[Website and app data records]
-------
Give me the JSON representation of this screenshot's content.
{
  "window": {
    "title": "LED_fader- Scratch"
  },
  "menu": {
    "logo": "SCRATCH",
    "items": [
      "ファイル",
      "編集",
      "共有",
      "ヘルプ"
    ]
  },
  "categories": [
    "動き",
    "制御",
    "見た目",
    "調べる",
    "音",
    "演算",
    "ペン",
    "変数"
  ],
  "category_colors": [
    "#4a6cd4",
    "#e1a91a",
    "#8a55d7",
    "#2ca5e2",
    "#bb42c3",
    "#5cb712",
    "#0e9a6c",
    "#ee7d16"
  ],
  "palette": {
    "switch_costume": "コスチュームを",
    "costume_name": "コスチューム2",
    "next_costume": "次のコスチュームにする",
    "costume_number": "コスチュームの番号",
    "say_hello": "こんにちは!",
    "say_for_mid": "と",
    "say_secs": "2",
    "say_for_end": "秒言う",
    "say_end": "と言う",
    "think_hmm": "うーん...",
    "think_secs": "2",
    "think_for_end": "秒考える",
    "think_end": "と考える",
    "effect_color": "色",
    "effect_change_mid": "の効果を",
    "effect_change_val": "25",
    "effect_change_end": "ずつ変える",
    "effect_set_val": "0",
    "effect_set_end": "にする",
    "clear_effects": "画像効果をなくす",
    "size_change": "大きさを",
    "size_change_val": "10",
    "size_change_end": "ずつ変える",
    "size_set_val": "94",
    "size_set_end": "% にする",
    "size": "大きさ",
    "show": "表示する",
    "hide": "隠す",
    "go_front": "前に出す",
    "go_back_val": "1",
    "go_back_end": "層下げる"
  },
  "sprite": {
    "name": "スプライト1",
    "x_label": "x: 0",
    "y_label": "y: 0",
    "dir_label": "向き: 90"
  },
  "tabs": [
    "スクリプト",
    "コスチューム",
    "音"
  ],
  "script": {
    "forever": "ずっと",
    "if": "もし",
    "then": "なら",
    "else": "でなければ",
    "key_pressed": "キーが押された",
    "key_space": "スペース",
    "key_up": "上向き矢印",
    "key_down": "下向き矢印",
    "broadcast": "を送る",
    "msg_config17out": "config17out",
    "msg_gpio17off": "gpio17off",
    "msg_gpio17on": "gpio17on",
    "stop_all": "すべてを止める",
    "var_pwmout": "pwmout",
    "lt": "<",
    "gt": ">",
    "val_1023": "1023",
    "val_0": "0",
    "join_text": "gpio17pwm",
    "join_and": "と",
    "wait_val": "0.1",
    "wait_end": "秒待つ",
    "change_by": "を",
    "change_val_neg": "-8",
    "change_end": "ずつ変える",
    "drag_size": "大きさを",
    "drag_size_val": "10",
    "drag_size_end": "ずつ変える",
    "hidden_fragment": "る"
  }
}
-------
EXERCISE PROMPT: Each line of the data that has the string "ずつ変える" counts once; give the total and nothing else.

ANSWER TO THIS EXERCISE: 4